(DATASET ENTRIES Opens)
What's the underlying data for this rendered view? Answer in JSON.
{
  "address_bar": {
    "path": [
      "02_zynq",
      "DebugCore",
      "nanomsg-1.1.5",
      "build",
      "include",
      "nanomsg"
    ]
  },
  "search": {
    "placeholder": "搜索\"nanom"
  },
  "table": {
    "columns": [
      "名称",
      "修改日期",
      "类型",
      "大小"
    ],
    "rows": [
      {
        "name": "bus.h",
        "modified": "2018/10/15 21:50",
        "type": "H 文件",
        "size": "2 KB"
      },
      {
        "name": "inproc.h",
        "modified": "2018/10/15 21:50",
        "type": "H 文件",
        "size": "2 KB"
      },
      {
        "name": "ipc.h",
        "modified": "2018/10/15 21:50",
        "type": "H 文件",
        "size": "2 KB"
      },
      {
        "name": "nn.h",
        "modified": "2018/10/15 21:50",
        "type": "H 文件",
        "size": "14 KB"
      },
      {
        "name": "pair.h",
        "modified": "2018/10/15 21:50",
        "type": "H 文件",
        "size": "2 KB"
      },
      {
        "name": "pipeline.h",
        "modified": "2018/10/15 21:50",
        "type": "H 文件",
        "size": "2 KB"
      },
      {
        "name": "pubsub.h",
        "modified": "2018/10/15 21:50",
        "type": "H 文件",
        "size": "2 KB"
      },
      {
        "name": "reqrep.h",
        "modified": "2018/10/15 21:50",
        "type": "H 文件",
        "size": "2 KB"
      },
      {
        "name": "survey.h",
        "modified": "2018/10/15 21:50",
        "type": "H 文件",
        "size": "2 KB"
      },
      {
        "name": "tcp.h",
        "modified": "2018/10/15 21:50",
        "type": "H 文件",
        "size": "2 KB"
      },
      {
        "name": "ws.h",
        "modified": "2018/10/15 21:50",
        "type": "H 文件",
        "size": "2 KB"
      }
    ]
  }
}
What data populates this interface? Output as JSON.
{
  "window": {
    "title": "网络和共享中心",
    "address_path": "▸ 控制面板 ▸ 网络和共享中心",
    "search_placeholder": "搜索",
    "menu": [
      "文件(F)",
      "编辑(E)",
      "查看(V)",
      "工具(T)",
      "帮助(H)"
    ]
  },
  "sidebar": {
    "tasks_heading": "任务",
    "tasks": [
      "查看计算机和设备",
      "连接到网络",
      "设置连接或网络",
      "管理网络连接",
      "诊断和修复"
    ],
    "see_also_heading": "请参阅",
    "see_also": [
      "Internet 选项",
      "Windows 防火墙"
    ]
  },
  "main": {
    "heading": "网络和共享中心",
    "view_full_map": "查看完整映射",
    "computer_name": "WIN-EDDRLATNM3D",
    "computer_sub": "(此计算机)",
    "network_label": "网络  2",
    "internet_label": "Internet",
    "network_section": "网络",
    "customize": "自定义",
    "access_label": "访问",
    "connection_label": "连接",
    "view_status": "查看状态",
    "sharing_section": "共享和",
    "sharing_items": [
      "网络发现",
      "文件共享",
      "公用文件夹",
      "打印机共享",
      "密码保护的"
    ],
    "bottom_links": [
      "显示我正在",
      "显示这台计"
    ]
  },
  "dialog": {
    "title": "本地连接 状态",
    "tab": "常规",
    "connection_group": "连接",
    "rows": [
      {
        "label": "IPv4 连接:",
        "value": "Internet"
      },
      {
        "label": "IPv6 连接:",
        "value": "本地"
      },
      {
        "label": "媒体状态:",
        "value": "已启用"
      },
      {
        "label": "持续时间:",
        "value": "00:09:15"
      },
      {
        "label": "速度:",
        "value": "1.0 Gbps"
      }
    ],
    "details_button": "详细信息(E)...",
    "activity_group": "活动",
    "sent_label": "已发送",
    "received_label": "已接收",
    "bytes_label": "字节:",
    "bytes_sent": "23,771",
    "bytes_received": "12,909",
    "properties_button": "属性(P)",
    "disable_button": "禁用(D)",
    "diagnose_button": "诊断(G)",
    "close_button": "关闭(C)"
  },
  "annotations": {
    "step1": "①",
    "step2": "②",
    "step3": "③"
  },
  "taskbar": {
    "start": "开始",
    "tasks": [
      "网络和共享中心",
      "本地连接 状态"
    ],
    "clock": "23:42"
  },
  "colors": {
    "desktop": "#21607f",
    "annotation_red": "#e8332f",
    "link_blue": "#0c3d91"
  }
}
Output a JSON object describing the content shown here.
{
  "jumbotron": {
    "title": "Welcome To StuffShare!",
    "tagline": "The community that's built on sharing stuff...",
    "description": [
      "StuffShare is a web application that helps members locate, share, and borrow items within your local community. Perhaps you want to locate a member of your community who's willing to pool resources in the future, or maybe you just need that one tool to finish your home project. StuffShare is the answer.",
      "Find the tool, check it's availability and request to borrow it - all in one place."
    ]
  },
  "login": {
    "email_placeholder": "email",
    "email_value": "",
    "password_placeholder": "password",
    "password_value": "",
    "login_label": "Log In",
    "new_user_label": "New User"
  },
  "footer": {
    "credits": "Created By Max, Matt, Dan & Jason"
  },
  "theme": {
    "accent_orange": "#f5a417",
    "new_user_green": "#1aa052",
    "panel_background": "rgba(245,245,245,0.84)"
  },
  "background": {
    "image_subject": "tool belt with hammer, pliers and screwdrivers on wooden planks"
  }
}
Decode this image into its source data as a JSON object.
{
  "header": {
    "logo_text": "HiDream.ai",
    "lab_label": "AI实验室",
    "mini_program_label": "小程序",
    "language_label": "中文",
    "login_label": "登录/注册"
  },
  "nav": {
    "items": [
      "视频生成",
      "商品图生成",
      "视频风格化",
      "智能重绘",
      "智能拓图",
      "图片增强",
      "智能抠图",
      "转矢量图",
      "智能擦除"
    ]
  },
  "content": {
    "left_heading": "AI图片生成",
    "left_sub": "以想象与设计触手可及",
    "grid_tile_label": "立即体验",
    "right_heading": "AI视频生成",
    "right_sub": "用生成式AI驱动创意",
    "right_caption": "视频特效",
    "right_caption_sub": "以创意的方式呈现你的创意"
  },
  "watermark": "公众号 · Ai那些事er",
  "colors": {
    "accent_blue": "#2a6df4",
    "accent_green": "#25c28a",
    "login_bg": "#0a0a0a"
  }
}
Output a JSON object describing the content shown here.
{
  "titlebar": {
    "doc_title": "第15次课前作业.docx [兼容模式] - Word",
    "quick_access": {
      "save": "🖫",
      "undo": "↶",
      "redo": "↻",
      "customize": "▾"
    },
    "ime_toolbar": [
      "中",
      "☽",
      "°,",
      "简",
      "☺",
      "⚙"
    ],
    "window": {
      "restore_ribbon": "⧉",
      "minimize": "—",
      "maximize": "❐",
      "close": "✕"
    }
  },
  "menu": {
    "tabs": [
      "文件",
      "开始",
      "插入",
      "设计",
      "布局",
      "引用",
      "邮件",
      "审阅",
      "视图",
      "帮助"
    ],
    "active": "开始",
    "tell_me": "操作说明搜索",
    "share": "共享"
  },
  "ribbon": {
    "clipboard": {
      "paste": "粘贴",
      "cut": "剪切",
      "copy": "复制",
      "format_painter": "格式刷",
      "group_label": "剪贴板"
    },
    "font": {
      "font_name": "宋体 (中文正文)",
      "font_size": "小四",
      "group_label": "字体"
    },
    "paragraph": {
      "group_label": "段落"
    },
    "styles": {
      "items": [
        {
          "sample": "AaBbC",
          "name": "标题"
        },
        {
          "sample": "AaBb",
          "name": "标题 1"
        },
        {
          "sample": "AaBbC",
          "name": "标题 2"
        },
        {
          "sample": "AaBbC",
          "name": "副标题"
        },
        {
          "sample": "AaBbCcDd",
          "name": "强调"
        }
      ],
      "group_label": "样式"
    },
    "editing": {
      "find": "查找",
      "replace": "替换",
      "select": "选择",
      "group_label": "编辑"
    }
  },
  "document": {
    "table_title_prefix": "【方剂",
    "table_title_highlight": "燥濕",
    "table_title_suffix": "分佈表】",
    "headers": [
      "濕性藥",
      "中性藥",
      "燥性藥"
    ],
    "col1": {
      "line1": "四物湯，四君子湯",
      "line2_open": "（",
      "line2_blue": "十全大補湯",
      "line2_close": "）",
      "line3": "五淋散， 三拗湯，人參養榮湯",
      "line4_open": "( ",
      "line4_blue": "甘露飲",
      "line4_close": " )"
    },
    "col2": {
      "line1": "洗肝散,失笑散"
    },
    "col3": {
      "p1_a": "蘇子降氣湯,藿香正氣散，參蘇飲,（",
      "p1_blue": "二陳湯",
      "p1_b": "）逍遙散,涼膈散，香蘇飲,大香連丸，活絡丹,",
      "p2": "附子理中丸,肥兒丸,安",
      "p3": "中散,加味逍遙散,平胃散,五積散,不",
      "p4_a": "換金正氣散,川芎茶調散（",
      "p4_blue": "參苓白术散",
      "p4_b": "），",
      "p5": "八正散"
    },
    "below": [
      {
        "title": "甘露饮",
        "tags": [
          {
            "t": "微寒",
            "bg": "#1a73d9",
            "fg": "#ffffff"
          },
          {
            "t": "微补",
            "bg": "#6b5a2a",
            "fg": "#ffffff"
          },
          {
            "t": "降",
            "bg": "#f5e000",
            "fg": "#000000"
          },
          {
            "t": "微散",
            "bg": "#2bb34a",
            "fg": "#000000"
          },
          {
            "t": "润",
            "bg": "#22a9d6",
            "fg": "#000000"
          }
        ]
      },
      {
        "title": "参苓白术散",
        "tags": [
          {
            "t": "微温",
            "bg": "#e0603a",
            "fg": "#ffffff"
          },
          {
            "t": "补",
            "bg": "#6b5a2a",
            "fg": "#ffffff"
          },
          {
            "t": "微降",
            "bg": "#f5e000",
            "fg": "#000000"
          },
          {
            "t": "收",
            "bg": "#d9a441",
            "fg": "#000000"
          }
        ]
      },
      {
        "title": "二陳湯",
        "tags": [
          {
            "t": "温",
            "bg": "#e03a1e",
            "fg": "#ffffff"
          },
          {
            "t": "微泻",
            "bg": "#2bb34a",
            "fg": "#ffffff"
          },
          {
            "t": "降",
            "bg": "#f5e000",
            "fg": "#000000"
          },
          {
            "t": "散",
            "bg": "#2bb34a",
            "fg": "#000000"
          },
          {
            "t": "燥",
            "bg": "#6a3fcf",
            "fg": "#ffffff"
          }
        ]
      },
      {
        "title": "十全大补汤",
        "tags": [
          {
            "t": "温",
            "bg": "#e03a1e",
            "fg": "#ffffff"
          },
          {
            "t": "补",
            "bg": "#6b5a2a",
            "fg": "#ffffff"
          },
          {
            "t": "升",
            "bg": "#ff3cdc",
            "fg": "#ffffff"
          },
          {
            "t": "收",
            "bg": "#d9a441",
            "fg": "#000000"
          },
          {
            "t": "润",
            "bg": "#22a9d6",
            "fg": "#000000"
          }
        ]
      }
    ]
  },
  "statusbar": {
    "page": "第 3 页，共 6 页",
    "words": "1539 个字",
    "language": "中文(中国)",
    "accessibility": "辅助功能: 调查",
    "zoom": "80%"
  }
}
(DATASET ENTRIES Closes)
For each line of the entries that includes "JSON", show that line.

What's the underlying data for this rendered view? Answer in JSON.
What data populates this interface? Output as JSON.
Output a JSON object describing the content shown here.
Decode this image into its source data as a JSON object.
Output a JSON object describing the content shown here.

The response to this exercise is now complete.